▸ HOW TO COMPLETE THIS TASK
Write each entry out again exactly as it was given.

------

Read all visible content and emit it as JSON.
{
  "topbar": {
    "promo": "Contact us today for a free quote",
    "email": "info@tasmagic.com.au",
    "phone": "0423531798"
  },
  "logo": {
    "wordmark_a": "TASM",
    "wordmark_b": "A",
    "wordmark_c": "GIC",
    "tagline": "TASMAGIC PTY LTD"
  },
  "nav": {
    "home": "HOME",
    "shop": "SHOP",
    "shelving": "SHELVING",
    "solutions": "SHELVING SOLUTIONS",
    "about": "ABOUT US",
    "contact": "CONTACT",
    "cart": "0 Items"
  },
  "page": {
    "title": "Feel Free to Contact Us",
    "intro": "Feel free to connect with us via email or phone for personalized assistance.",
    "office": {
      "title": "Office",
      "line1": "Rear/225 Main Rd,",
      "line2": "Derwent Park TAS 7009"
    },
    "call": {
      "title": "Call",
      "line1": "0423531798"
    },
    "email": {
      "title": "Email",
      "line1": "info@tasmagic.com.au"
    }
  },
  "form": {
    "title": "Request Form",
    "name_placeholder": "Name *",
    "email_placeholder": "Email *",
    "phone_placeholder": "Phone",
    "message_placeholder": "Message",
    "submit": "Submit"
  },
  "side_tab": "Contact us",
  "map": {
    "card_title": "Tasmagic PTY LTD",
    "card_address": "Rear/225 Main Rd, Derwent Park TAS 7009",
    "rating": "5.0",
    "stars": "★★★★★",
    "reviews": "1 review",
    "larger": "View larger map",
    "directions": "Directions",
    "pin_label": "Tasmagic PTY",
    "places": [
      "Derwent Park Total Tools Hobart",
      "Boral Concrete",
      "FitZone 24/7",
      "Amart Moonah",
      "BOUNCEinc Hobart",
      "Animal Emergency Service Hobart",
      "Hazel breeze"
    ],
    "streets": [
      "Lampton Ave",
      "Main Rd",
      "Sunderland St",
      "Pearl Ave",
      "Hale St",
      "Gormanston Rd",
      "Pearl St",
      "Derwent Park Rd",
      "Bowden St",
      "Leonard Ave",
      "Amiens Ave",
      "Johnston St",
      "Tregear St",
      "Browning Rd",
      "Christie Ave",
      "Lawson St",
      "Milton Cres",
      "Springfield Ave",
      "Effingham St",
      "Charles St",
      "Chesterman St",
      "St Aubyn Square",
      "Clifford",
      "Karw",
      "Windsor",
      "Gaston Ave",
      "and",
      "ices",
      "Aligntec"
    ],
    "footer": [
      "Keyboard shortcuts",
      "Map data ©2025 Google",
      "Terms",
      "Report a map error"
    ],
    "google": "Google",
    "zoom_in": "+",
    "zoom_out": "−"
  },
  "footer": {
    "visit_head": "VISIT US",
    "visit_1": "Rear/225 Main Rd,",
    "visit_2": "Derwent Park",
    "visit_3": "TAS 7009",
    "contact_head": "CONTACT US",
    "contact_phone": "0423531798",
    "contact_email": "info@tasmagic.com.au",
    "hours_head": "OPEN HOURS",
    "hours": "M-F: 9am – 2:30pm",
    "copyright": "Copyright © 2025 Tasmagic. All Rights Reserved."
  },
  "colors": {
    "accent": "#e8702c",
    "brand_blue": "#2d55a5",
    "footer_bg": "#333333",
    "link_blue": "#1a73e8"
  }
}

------

▸ SOLUTION FOR THIS EXERCISE
Read all visible content and emit it as JSON.
{
  "topbar": {
    "promo": "Contact us today for a free quote",
    "email": "info@tasmagic.com.au",
    "phone": "0423531798"
  },
  "logo": {
    "wordmark_a": "TASM",
    "wordmark_b": "A",
    "wordmark_c": "GIC",
    "tagline": "TASMAGIC PTY LTD"
  },
  "nav": {
    "home": "HOME",
    "shop": "SHOP",
    "shelving": "SHELVING",
    "solutions": "SHELVING SOLUTIONS",
    "about": "ABOUT US",
    "contact": "CONTACT",
    "cart": "0 Items"
  },
  "page": {
    "title": "Feel Free to Contact Us",
    "intro": "Feel free to connect with us via email or phone for personalized assistance.",
    "office": {
      "title": "Office",
      "line1": "Rear/225 Main Rd,",
      "line2": "Derwent Park TAS 7009"
    },
    "call": {
      "title": "Call",
      "line1": "0423531798"
    },
    "email": {
      "title": "Email",
      "line1": "info@tasmagic.com.au"
    }
  },
  "form": {
    "title": "Request Form",
    "name_placeholder": "Name *",
    "email_placeholder": "Email *",
    "phone_placeholder": "Phone",
    "message_placeholder": "Message",
    "submit": "Submit"
  },
  "side_tab": "Contact us",
  "map": {
    "card_title": "Tasmagic PTY LTD",
    "card_address": "Rear/225 Main Rd, Derwent Park TAS 7009",
    "rating": "5.0",
    "stars": "★★★★★",
    "reviews": "1 review",
    "larger": "View larger map",
    "directions": "Directions",
    "pin_label": "Tasmagic PTY",
    "places": [
      "Derwent Park Total Tools Hobart",
      "Boral Concrete",
      "FitZone 24/7",
      "Amart Moonah",
      "BOUNCEinc Hobart",
      "Animal Emergency Service Hobart",
      "Hazel breeze"
    ],
    "streets": [
      "Lampton Ave",
      "Main Rd",
      "Sunderland St",
      "Pearl Ave",
      "Hale St",
      "Gormanston Rd",
      "Pearl St",
      "Derwent Park Rd",
      "Bowden St",
      "Leonard Ave",
      "Amiens Ave",
      "Johnston St",
      "Tregear St",
      "Browning Rd",
      "Christie Ave",
      "Lawson St",
      "Milton Cres",
      "Springfield Ave",
      "Effingham St",
      "Charles St",
      "Chesterman St",
      "St Aubyn Square",
      "Clifford",
      "Karw",
      "Windsor",
      "Gaston Ave",
      "and",
      "ices",
      "Aligntec"
    ],
    "footer": [
      "Keyboard shortcuts",
      "Map data ©2025 Google",
      "Terms",
      "Report a map error"
    ],
    "google": "Google",
    "zoom_in": "+",
    "zoom_out": "−"
  },
  "footer": {
    "visit_head": "VISIT US",
    "visit_1": "Rear/225 Main Rd,",
    "visit_2": "Derwent Park",
    "visit_3": "TAS 7009",
    "contact_head": "CONTACT US",
    "contact_phone": "0423531798",
    "contact_email": "info@tasmagic.com.au",
    "hours_head": "OPEN HOURS",
    "hours": "M-F: 9am – 2:30pm",
    "copyright": "Copyright © 2025 Tasmagic. All Rights Reserved."
  },
  "colors": {
    "accent": "#e8702c",
    "brand_blue": "#2d55a5",
    "footer_bg": "#333333",
    "link_blue": "#1a73e8"
  }
}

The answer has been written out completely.